Monday, July 21, 2014


SPOILER ALERT: I'm not saying anything here that you haven't read in a million other blogs and posts.  But writing it out helps me deal with it. So this one is really for me.

I knew when we made aliyah that we would be living in a country where everything revolves around the army.

After all, everyone serves (well, almost everyone, but that's a topic for another writer, not me) in some capacity.  Every single man and woman I see here in Modiin has served in the army, and every single boy and girl I see will do the same.

In our everyday life - post office, mall, grocery - we see soldiers with their rifles slung across their backs doing everyday things. They are handsome/beautiful, strong, and my heart melts because they are our Jewish boys and girls.  Our children.  Babies.  Going off to defend our country, to be trained to kill if need be, but also to be full of mercy and caring.  Show me a picture of a soldier putting on tefillin and I weep.
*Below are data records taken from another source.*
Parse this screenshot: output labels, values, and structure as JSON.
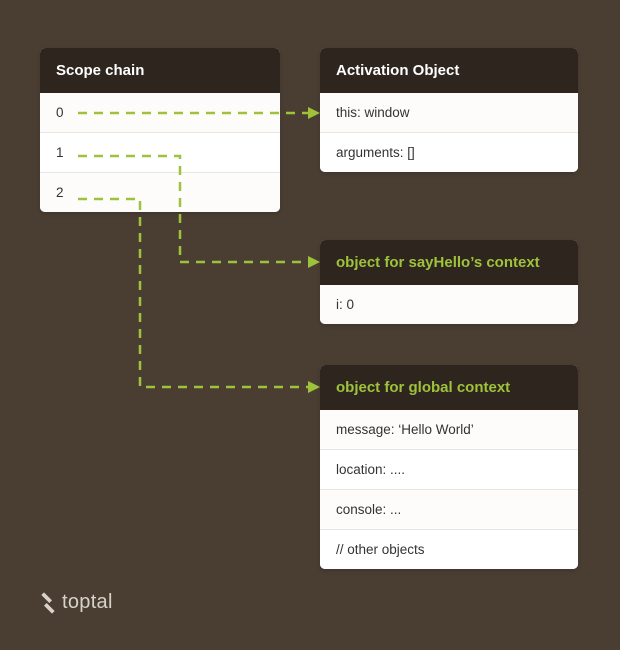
{
  "colors": {
    "background": "#4a3e33",
    "cardHeader": "#2e261e",
    "accent": "#9ec23a",
    "card": "#ffffff"
  },
  "scope": {
    "title": "Scope chain",
    "rows": [
      "0",
      "1",
      "2"
    ]
  },
  "activation": {
    "title": "Activation Object",
    "rows": [
      "this: window",
      "arguments: []"
    ]
  },
  "sayHello": {
    "title": "object for sayHello’s context",
    "rows": [
      "i: 0"
    ]
  },
  "global": {
    "title": "object for global context",
    "rows": [
      "message: ‘Hello World’",
      "location: ....",
      "console: ...",
      " // other objects"
    ]
  },
  "brand": "toptal",
  "connections": [
    {
      "from_scope_index": 0,
      "to_target": "activation.rows.0"
    },
    {
      "from_scope_index": 1,
      "to_target": "sayHello.title"
    },
    {
      "from_scope_index": 2,
      "to_target": "global.title"
    }
  ]
}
It is possibly the most beautiful thing I've ever seen.

And then they get sent off to battle sites.  And then they die. 

I see the faces of their parents and siblings and grandparents at the funerals of these young heroes and I can't even find a word for what it makes me feel.
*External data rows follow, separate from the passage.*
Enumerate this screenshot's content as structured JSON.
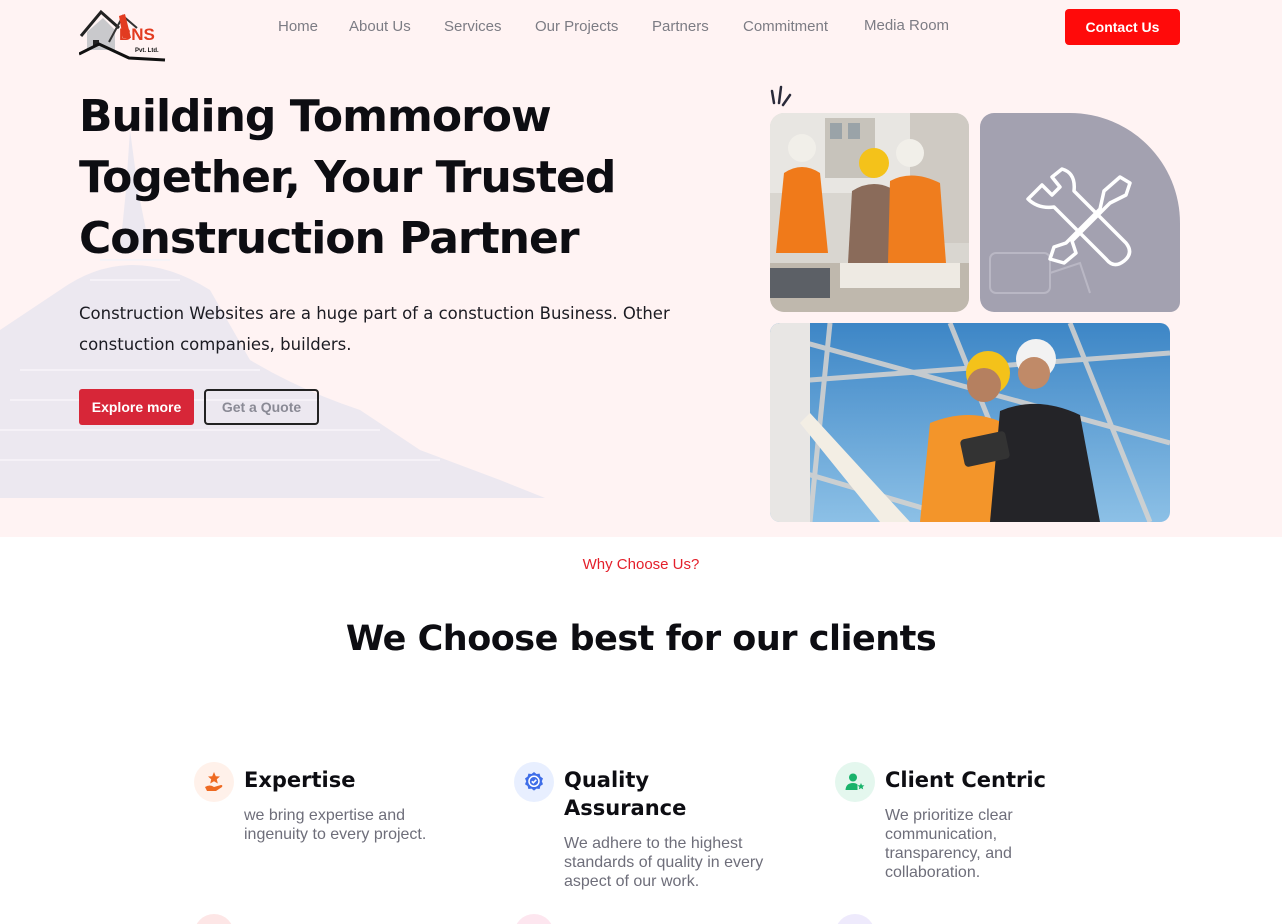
{
  "brand": {
    "logo_text": "BNS",
    "logo_sub": "Pvt. Ltd."
  },
  "nav": {
    "items": [
      "Home",
      "About Us",
      "Services",
      "Our Projects",
      "Partners",
      "Commitment",
      "Media Room"
    ],
    "contact_label": "Contact Us"
  },
  "hero": {
    "title": "Building Tommorow Together, Your Trusted Construction Partner",
    "description": "Construction Websites are a huge part of a constuction Business. Other constuction companies, builders.",
    "explore_label": "Explore more",
    "quote_label": "Get a Quote"
  },
  "images": {
    "photo1": "engineers-reviewing-blueprints",
    "tool": "wrench-screwdriver-icon",
    "photo2": "engineers-with-tablet-at-steel-frame"
  },
  "why": {
    "kicker": "Why Choose Us?",
    "title": "We Choose best for our clients"
  },
  "features": [
    {
      "title": "Expertise",
      "desc": "we bring expertise and ingenuity to every project.",
      "icon": "hand-star-icon"
    },
    {
      "title": "Quality Assurance",
      "desc": "We adhere to the highest standards of quality in every aspect of our work.",
      "icon": "badge-check-icon"
    },
    {
      "title": "Client Centric",
      "desc": "We prioritize clear communication, transparency, and collaboration.",
      "icon": "user-star-icon"
    }
  ],
  "colors": {
    "accent": "#ff0a0a",
    "brand_red": "#d72638",
    "hero_bg": "#fff3f3",
    "kicker": "#e4202b"
  }
}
We in Modiin have only experienced three sirens so far, and I thought I handled them well.  We even took a "selfie" in the safe room.  We heard the boom overhead, and knew that a rocket had been intercepted by our Iron Dome.

That was last week when it was just a rocket war.  Now it's a ground war.  And the battle site is about a 1.5 hour drive from my house.  Now I literally jump at strange sounds, and think every whine of a truck coming down the street is a siren.  I can't imagine feeling at ease ever again.
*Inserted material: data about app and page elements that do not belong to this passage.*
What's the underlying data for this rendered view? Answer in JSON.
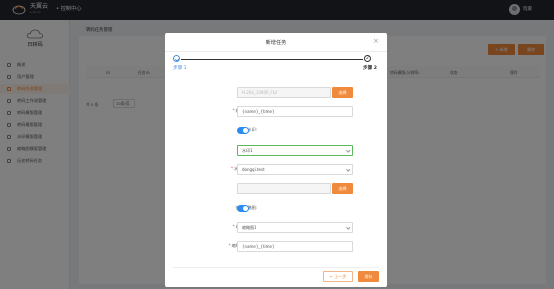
{
  "topbar": {
    "brand": "天翼云",
    "brand_sub": "e Cloud",
    "console": "• 控制中心",
    "user_name": "玩家"
  },
  "sidebar": {
    "title": "日转码",
    "items": [
      {
        "label": "概述",
        "active": false
      },
      {
        "label": "用户管理",
        "active": false
      },
      {
        "label": "转码任务管理",
        "active": true
      },
      {
        "label": "转码工作流管理",
        "active": false
      },
      {
        "label": "转码模版管理",
        "active": false
      },
      {
        "label": "转码模版管理",
        "active": false
      },
      {
        "label": "水印模版管理",
        "active": false
      },
      {
        "label": "缩略图模版管理",
        "active": false
      },
      {
        "label": "历史转码任务",
        "active": false
      }
    ]
  },
  "main": {
    "page_title": "转码任务管理",
    "new_button": "+ 新增",
    "delete_button": "删除",
    "columns": [
      "ID",
      "任务ID",
      "",
      "",
      "任务名称",
      "转码模版(分辨率)",
      "状态",
      "操作"
    ],
    "pager_total": "共 0 条",
    "pager_size": "10条/页"
  },
  "modal": {
    "title": "新增任务",
    "close": "×",
    "step1_label": "步骤 1",
    "step2_label": "步骤 2",
    "step2_number": "2",
    "fields": {
      "transcode_template": {
        "label": "转码模板:",
        "placeholder": "H.264_1080P_FLV",
        "button": "选择"
      },
      "output_filename": {
        "label": "输出文件名:",
        "value": "{name}_{time}"
      },
      "use_watermark": {
        "label": "使用水印:",
        "on": true
      },
      "watermark_template": {
        "label": "水印模板:",
        "value": "水印1"
      },
      "watermark_bucket": {
        "label": "水印Bucket:",
        "value": "dongqi.test"
      },
      "watermark_file": {
        "label": "水印文件:",
        "value": "",
        "button": "选择"
      },
      "use_thumbnail": {
        "label": "使用缩略图:",
        "on": true
      },
      "thumbnail_template": {
        "label": "缩略图模板:",
        "value": "缩略图1"
      },
      "thumbnail_filename": {
        "label": "缩略图文件名:",
        "value": "{name}_{time}"
      }
    },
    "prev_button": "← 上一步",
    "save_button": "保存"
  },
  "colors": {
    "accent": "#f08a3c",
    "step_active": "#4a90e2",
    "toggle_on": "#2d8cf0",
    "topbar_bg": "#23262e"
  }
}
In America, "war" was a foreign idea to me - it was always somewhere else, and being fought by soldiers whom I admired but had no connection with.   Only those who enlisted voluntarily would fight, and it was rare that that was someone from my circle of acquaintances and family.

Here it's all not just people you know and see - it's your family.  Every face of a soldier killed in action could be the face of my child or grandchild.  You can't help but feel it.  It is in the family and it is raw, but raw is OK.  Raw is real.  It is not a game, it is not over there, it is right here.

Tuesday, July 1, 2014

Come Home

The past almost three weeks has been something I never could have imagined.  Living here, seeing the pain on the face of every single person you come across in your daily life, the agony grew and grew.

And now, they are buried. Three boys gone, three families devastated, an entire country in mourning.

All we wanted was for them to come home.
There is apparently a phrase "Aliyah snob."  Meaning someone who has made aliyah and then throws it around among non-Olim, acting all superior about how they've "done it" and "you should too."

Well, you can call me what you like but here is my lesson from the past 19 days:  Please, please - come home.

Yes, I only made aliyah because my kids did.  Yes, we came when we, unfortunately, no longer had aging parents to take care of.  Yes, yes, yes.

But do you know what?  

We only realize now that the whole time we were living in Baltimore we could have been living a real life here.  Once we became Israelis, once we begain to live here and got our Israeli IDs and became a part of our homeland in the real sense, we realized that THIS was the life we had always been looking for.  It was here all along and we found every reason in the world not to come here.

So, let me just say this - THIS is the life you are looking for.  It is not "full of meaning" - it IS meaning.  I'm sure I'm not saying this very well, but our lives are so different now - our souls are so different - that I almost feel that if I don't share this I'm not fulfilling some task that I need to do.

So please. Please come home. Come live where you are meant to live, in the way you are meant to live, in the place Hashem gave us to live.